Judging from the number of folks who read Tuesday's post, there was a lot of interest in the story about a law firm that sent out the confidential information of approximately 8000 Seatle students, most of them special education students.
The Seattle Times carried a story on the incident, which identified the law firm as Preg O’Donnell & Gillett, which has offices in Seattle, Portland and Anchorage. The information was released to a legal guardian of a student in a lawsuit over special education services. The guardian alerted school district officials that he had a received an e-mail containing documents with information about individual students, including whole special-education plans, disciplinary records, student test scores and transportation records with students’ names and home addresses.
The law firm did not respond to emails from The Seattle Times seeking comment.
The school district is asking for assistance from the U.S. Department of Education to investigate how it happened. The federal Family Educational Rights and Privacy Act protects the privacy of student records for any school receiving money from the U.S. Department of Education.
Although there are some exceptions, lawyers generally must black out confidential student information on documents before providing them to lawyers or anyone else.
The guardian says he that while he doesn’t think the firm deliberately jeopardized students’ personal information, he does suspect that the firm intended to bury him in documents to make his case more difficult to pursue. “I hope that they were just incompetent and not malicious,” he said.

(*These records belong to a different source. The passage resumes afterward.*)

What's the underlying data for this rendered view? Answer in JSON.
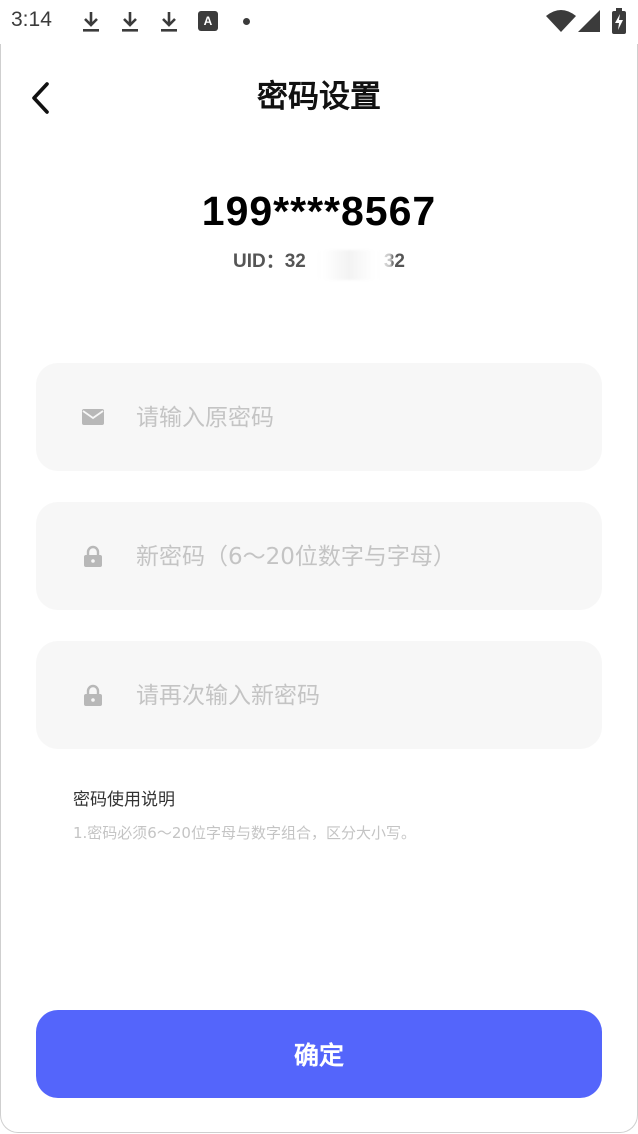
{
  "status_bar": {
    "time": "3:14",
    "app_icon_letter": "A",
    "icons": [
      "download-icon",
      "download-icon",
      "download-icon",
      "app-notification-icon",
      "dot-icon",
      "wifi-icon",
      "signal-icon",
      "battery-charging-icon"
    ]
  },
  "header": {
    "title": "密码设置",
    "back_icon": "chevron-left-icon"
  },
  "account": {
    "phone": "199****8567",
    "uid_label": "UID：",
    "uid_visible_start": "32",
    "uid_visible_end": "32"
  },
  "form": {
    "old_password": {
      "placeholder": "请输入原密码",
      "value": "",
      "icon": "envelope-icon"
    },
    "new_password": {
      "placeholder": "新密码（6～20位数字与字母）",
      "value": "",
      "icon": "lock-icon"
    },
    "confirm_password": {
      "placeholder": "请再次输入新密码",
      "value": "",
      "icon": "lock-icon"
    }
  },
  "rules": {
    "title": "密码使用说明",
    "text": "1.密码必须6～20位字母与数字组合，区分大小写。"
  },
  "confirm_button": {
    "label": "确定"
  },
  "colors": {
    "accent": "#5465fb",
    "field_bg": "#f7f7f7",
    "placeholder": "#c4c4c4",
    "icon_gray": "#b8b8b8"
  }
}
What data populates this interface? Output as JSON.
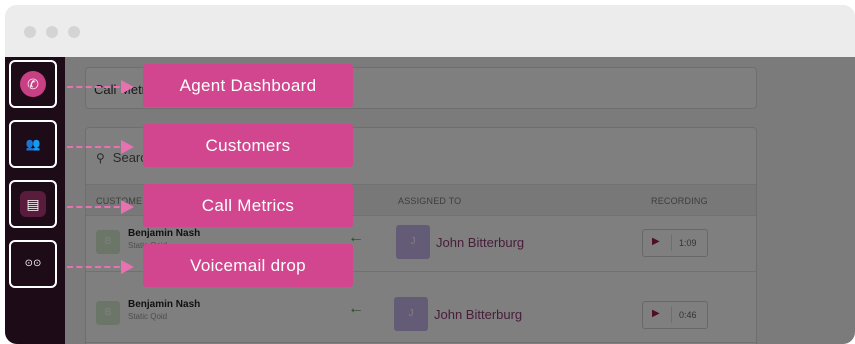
{
  "colors": {
    "callout_bg": "#d2468f",
    "connector": "#e872b1",
    "sidebar_bg": "#1d0b17",
    "accent": "#9c1f4b"
  },
  "page": {
    "title": "Call Metrics",
    "search_placeholder": "Search",
    "search_icon": "search-icon"
  },
  "table": {
    "headers": {
      "customer": "CUSTOMER",
      "assigned_to": "ASSIGNED TO",
      "recording": "RECORDING"
    },
    "rows": [
      {
        "initial": "B",
        "name": "Benjamin Nash",
        "sub": "Static Qoid",
        "direction": "←",
        "agent_initial": "J",
        "agent": "John Bitterburg",
        "duration": "1:09"
      },
      {
        "initial": "B",
        "name": "Benjamin Nash",
        "sub": "Static Qoid",
        "direction": "←",
        "agent_initial": "J",
        "agent": "John Bitterburg",
        "duration": "0:46"
      }
    ]
  },
  "sidebar": {
    "items": [
      {
        "icon": "phone-icon",
        "glyph": "✆"
      },
      {
        "icon": "users-icon",
        "glyph": "👥"
      },
      {
        "icon": "contact-card-icon",
        "glyph": "▤"
      },
      {
        "icon": "voicemail-icon",
        "glyph": "⊙⊙"
      }
    ]
  },
  "callouts": [
    {
      "label": "Agent Dashboard"
    },
    {
      "label": "Customers"
    },
    {
      "label": "Call Metrics"
    },
    {
      "label": "Voicemail drop"
    }
  ]
}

I suspect the firm will not be receiving any further work from the school district.